When I was working as the Interim Faculty Admin at the Institute of American Indian Arts a few years ago, one of the instructors there was teaching from the book Composition in Art by Henry Rankin Poore. I was able to read a bit of it while I was there. The section on entrances and exits in pictures seemed particularly useful to a the composition of a poem as well:
“While mystery, subtlety and evasive charm all have their place in a work of art, they should not stand in the way of one necessary quality—immediate attraction. The picture should be like an open door to the view without anything blocking the threshold.”
“There must be one spot or area to which the other parts are subordinate and to which the eye is immediately attracted…[it] must be simple and uncluttered and have the essential ingredient of leading the eye on further into the picture.
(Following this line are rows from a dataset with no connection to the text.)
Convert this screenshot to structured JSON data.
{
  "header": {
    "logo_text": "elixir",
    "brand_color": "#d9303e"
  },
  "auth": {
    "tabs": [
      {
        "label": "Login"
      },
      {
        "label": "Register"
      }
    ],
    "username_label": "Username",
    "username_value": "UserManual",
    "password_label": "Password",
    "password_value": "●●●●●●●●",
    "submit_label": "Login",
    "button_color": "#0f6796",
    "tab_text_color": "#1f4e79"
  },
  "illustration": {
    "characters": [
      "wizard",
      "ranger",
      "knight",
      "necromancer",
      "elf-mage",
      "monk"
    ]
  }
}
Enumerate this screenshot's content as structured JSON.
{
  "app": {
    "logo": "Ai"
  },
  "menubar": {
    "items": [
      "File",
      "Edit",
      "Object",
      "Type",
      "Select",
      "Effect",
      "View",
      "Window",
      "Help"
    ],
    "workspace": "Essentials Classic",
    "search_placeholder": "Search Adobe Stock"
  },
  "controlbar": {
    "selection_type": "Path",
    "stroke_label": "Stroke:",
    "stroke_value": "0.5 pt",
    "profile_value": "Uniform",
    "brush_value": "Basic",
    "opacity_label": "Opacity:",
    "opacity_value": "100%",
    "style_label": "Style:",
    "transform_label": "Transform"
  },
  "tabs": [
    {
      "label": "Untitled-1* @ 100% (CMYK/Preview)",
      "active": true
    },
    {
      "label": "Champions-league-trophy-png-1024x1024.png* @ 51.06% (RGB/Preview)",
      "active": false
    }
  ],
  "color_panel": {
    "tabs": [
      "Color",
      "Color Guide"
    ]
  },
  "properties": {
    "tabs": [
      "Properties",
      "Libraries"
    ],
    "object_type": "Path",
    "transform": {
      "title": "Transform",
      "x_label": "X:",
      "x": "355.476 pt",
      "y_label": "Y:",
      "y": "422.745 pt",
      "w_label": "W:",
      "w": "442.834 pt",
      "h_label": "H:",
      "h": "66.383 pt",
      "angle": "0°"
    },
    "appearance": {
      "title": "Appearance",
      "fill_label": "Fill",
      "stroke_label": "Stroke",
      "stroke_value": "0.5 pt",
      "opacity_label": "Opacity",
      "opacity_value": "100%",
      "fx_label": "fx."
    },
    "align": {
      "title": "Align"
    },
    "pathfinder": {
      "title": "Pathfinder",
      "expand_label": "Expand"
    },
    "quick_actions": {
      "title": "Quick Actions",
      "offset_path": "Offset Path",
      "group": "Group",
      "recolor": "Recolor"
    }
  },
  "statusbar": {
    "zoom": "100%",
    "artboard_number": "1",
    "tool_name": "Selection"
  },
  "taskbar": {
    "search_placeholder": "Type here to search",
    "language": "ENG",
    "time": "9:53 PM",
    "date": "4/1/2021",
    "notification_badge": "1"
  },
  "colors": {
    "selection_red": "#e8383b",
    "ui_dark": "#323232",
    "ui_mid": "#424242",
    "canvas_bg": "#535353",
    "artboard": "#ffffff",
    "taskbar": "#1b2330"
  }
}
Any one element that stops the eye so powerfully that it simply cannot go on is destructive to the composition.”
“Getting out of the picture successfully is every bit as important as getting into it. This does not mean, however, backing out…The exit should be so carefully guarded that after the viewer’s eye has roamed about and seen everything, it comes upon the exit naturally. Providing two or more exits is a common error of bad composition.”
A little snack of food-thought.